In her book Birdology, naturalist Sy Montgomery describes the beauty and intricacy of an ordinary hummingbird.


Hummingbirds are the lightest birds in the sky. Of their roughly 240 species … the largest, an Andean "giant," is only eight inches long; the smallest, the bee hummingbird of Cuba, is just over two inches long and weighs a single gram.


Delicacy is the trade-off that hummingbirds have made for their unrivaled powers of flight. Alone among birds, they can hover, fly backward, even fly upside down. For such small birds, their speed is astonishing: in his courtship display to impress a female, a male Allen's hummingbird, for instance, can dive out of the sky at sixty-one miles per hour … (Diving at 385 body-lengths per second, this hummer beats the peregrine falcoln's dives … and even bests the space shuttle as it screams down through the atmosphere at 207 body lengths per second.)

Hummingbirds' wings beat at a rate that makes them a blur to human eyes, more than sixty times a second …. They are little more than bubbles fringed with iridescent feathers—air wrapped in light …. In most birds, 15 to 25 percent of the body is given over to flying muscles. In a hummingbird's body, flight muscles account for 35 percent. An enormous heart constitutes up to 2.5 percent of its body weight—the largest per body weight of all vertebrates …. A person as active as a hummingbird would need 155,000 calories a day …. Each [hummingbird] is just a speck … yet each is an infinite mystery.


Montgomery doesn't discuss her stance towards faith, but she often expresses her awe and wonder in the presence of God's beauty and creativity.

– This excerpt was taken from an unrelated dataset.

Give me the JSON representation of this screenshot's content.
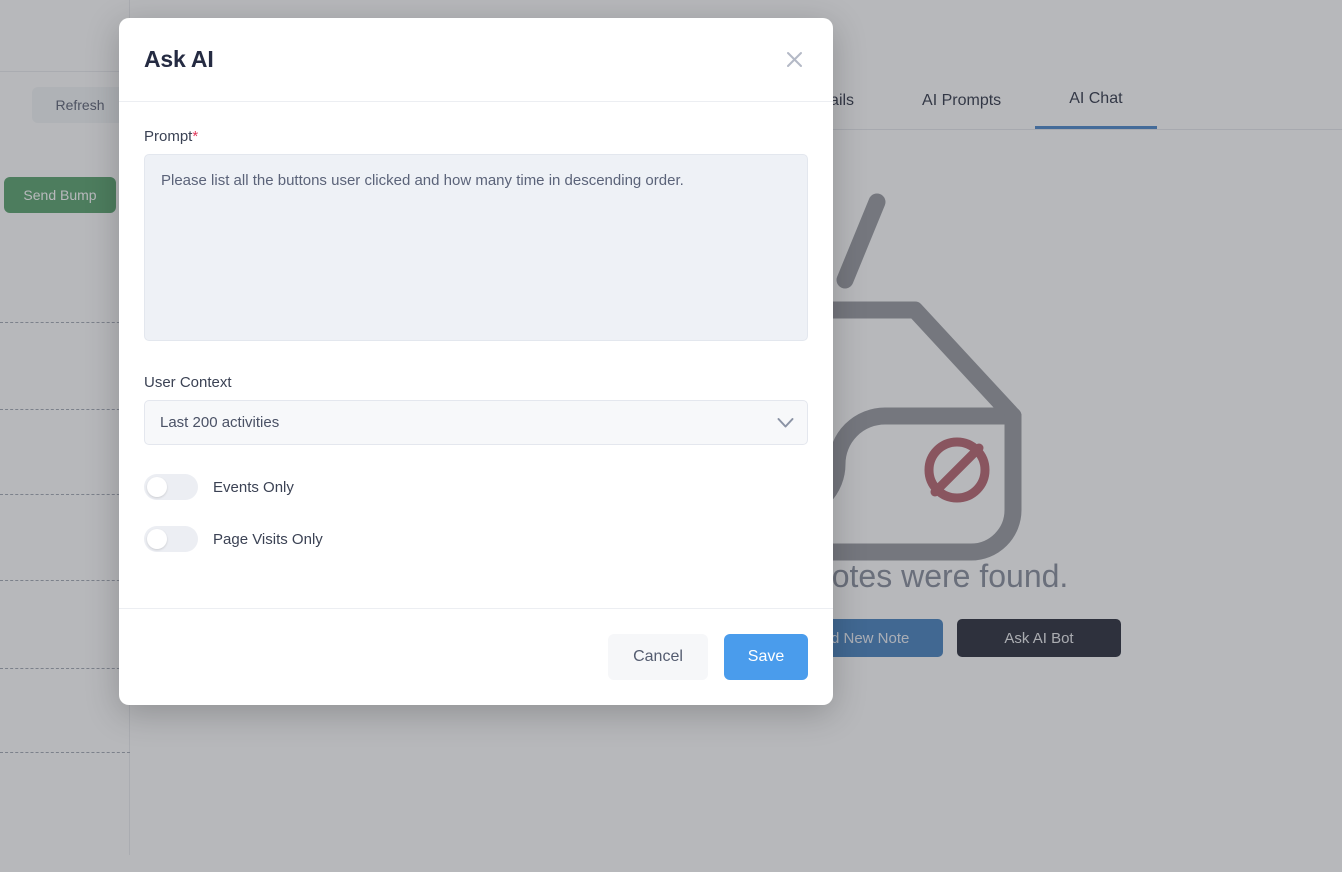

At one point Montgomery quotes a woman who works with baby hummingbirds who says, "You know that kind of awestruck feeling you get when you look at a great work of art? That sense of wonder, that sense of connection to something great and mysterious? It's the same feeling looking at a … hummingbird."


This Sunday begins a new series on the book of Genesis. (Yup, I’m going Old Testament.) And the best place to start is at the beginning—the very beginning—with Genesis 1.


It’s a passage that’s seen its share of controversy over the last century or two.  I’ll talk a little bit about that controversy.  But I don’t want the real message to be obscured over the current debate over creation.  The real point is “that sense of wonder” that Montgomery is talking about and the fact that, from the Bible’s point of view, it is an expected response to God’s power and goodness.